Amid the highest recorded pollen counts in history, Health24 will be bringing you exclusive pollen count updates courtesy of the UCT Lung Institute's Allergy and Immunology Unit.
Here are the major city updates for 10 December:
Cape Town (Western Cape)
Long term averages are given. Typically in this period trees are low and include the types cypress (Cupressus), oak (Quercus spp), plane (Platanus), olive (Olea Spp), Casuarina(beefwood), gum (Myrtus) and white stinkwood (Celtis spp). Low weed levels for this week of the year include Erica (Ericaceae), English Plantain (Plantago), rush (Juncus), Pellitory-of-the-wall (Parietaria) and Euphorbia . Moulds are invariably low.
Count: 10 (moderate)
Low grass levels were detected. Trees were low and included gum (Myrtus) and olive (Olea spp). Low weed levels included the spurge family (Euphorbia), sedges (Cyperus) and bulrush (Typha). Moulds were low.
Count: 5 (low)
Grasses were low with some small spikes. Trees were low and the types detected were ebony (Euclea), olive (Olea spp), yellowwood (Podocarpus) and kareeboom (Searsia/Rhus). In the weeds category only sedges (Cyperus) were detected. Moulds were low but small spikes appeared after rain.
Count: 6 (moderate)
Bloemfontein (Orange Free State)
The previous week’s findings are reported as this spore trap is being repaired. Low levels were seen for grasses. Low tree levels included the types olive (Olea) yellowwod (Podocarpus) pine (Pinus) and plane (platanus) Weeds were low and only the daisy family(Asteraceae) and ferns (Polypodiaceae) were detected. Moulds were generally low but occasional significant spikes were seen for Alernaria, an allergenic fungal spore.
Count: 7 (moderate)
Kimberley (Northern Cape)

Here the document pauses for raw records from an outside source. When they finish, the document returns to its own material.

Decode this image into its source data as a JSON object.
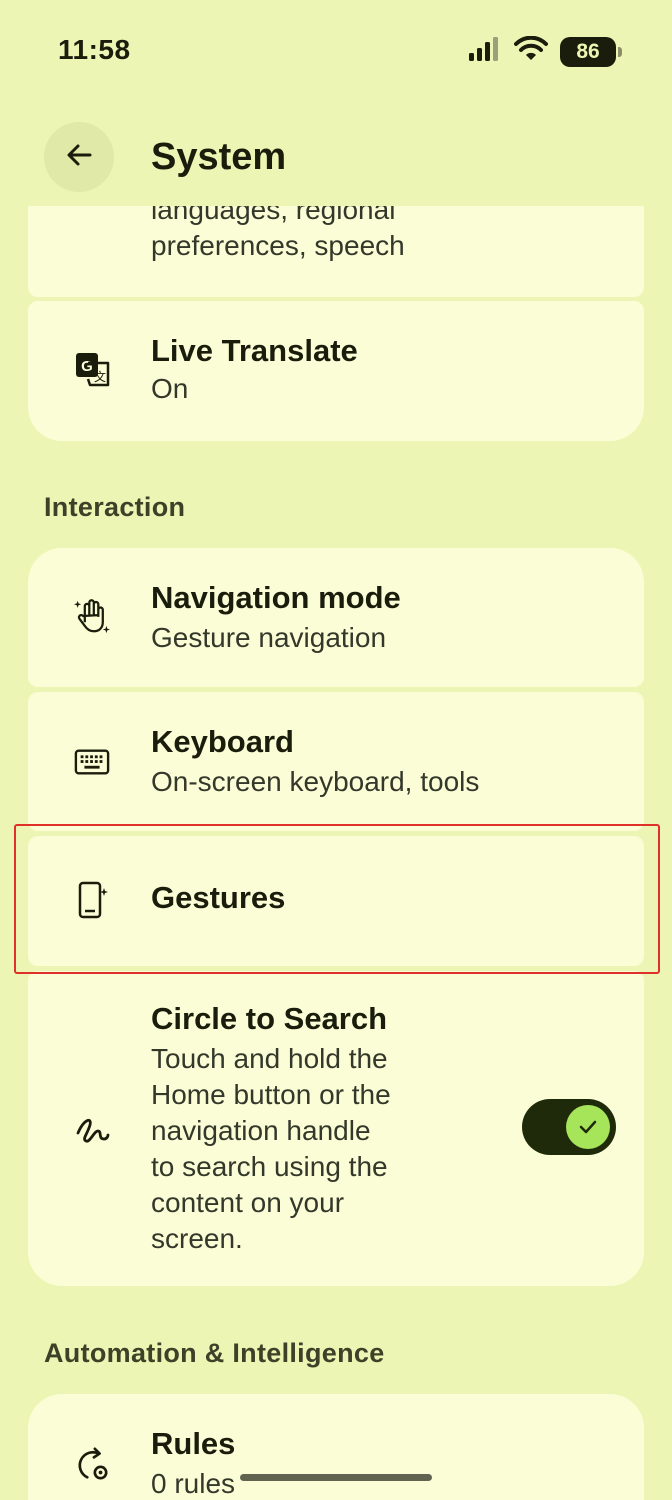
{
  "status_bar": {
    "time": "11:58",
    "battery": "86",
    "icons": [
      "signal-icon",
      "wifi-icon",
      "battery-icon"
    ]
  },
  "app_bar": {
    "title": "System",
    "back_icon": "arrow-back-icon"
  },
  "top_card": {
    "partial_item": {
      "subtitle_line1": "languages, regional",
      "subtitle_line2": "preferences, speech"
    },
    "live_translate": {
      "title": "Live Translate",
      "subtitle": "On",
      "icon": "translate-icon"
    }
  },
  "interaction": {
    "header": "Interaction",
    "items": [
      {
        "title": "Navigation mode",
        "subtitle": "Gesture navigation",
        "icon": "gesture-hand-icon"
      },
      {
        "title": "Keyboard",
        "subtitle": "On-screen keyboard, tools",
        "icon": "keyboard-icon"
      },
      {
        "title": "Gestures",
        "subtitle": "",
        "icon": "phone-sparkle-icon"
      },
      {
        "title": "Circle to Search",
        "subtitle_lines": [
          "Touch and hold the",
          "Home button or the",
          "navigation handle",
          "to search using the",
          "content on your",
          "screen."
        ],
        "icon": "circle-search-icon",
        "toggle_on": true
      }
    ]
  },
  "automation": {
    "header": "Automation & Intelligence",
    "items": [
      {
        "title": "Rules",
        "subtitle": "0 rules",
        "icon": "rules-icon"
      }
    ]
  },
  "colors": {
    "background": "#edf5b4",
    "card": "#fbfdd6",
    "highlight": "#e0302a",
    "toggle_knob": "#a6e45a"
  }
}
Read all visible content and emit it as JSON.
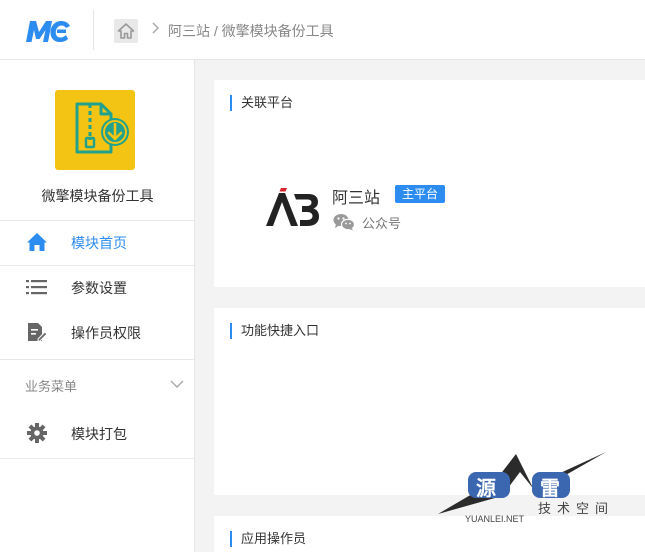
{
  "header": {
    "logo_text": "MC",
    "breadcrumb_root": "阿三站",
    "breadcrumb_separator": " / ",
    "breadcrumb_current": "微擎模块备份工具"
  },
  "sidebar": {
    "app_name": "微擎模块备份工具",
    "items": [
      {
        "label": "模块首页",
        "icon": "home-icon",
        "active": true
      },
      {
        "label": "参数设置",
        "icon": "list-icon",
        "active": false
      },
      {
        "label": "操作员权限",
        "icon": "document-edit-icon",
        "active": false
      }
    ],
    "group_label": "业务菜单",
    "group_items": [
      {
        "label": "模块打包",
        "icon": "gear-icon",
        "active": false
      }
    ]
  },
  "panels": {
    "linked_platform": {
      "title": "关联平台",
      "platform_name": "阿三站",
      "platform_tag": "主平台",
      "platform_type": "公众号"
    },
    "shortcuts": {
      "title": "功能快捷入口"
    },
    "operators": {
      "title": "应用操作员"
    }
  },
  "watermark": {
    "char_1": "源",
    "char_2": "雷",
    "subtitle": "技术空间",
    "site": "YUANLEI.NET"
  },
  "colors": {
    "accent": "#2d8cf0",
    "app_icon_bg": "#f4c414",
    "app_icon_teal": "#22a28c"
  }
}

Grasses increased strongly to moderate levels despite low counts due to a thunderstorm at the end of the sampling week. Tree levels were low and included only gum (Myrtaceae) and olive (Olea spp).
Weeds were low but varied as aloe (Aspodelaceae), goosefoot (chenopod), sedges (Cyperus), bulrush (Typha) the daisy family (Asteraceae), Pellitory-of-the-wall (Parietaria) and ferns (Polypodiaceae) were detected. Moulds were low with one significant peak for Alternaria, an allergenic fungal spore.
Count: 20 (high)
Grass levels were a low but constant presence. Low tree levels included the types olive (Olea spp) and birch (Betula). Weed levels were low and included sedges (Cyperus), English Plantain (Plantago), the daisy family (Asteraceae), ragweed (Ambrosia), mugwort (Artemisia), Ferns (Polypodiaceae) and Pellitory-of-the-wall (Parietaria). Moulds were low with strong spikes for ascospores.
Count: 3 (low)
Port Elizabeth (Eastern Cape)
Low grass levels were detected. Low tree levels included waxberry (Morella) gum (Myrtus) olive (Olea spp) and pine (Pinus). Low weeds included heather (Erica), sedges (Cyperus) the pink or carnation family (Caryophyllaceae) the spurge family (Euphorbia0, Lily (Liliaceae), gonna (Passerina) and pigweed (Amaranthus). Moulds were low.
Count: 4 (low)
See the full report HERE.
Overall, Trees, Grasses and Weeds all use the same values (grains per cubic metres of air)
Overall count is the daily average of pollen grains per cubic metres of air (trees plus grasses plus weeds).
In partnership with the the UCT Lung Institute's Allergy and Immunology Unit.
As the pollen problem worsens, precise and expanded monitoring becomes even more essential.
Image: Unsplash/Marvin Meyer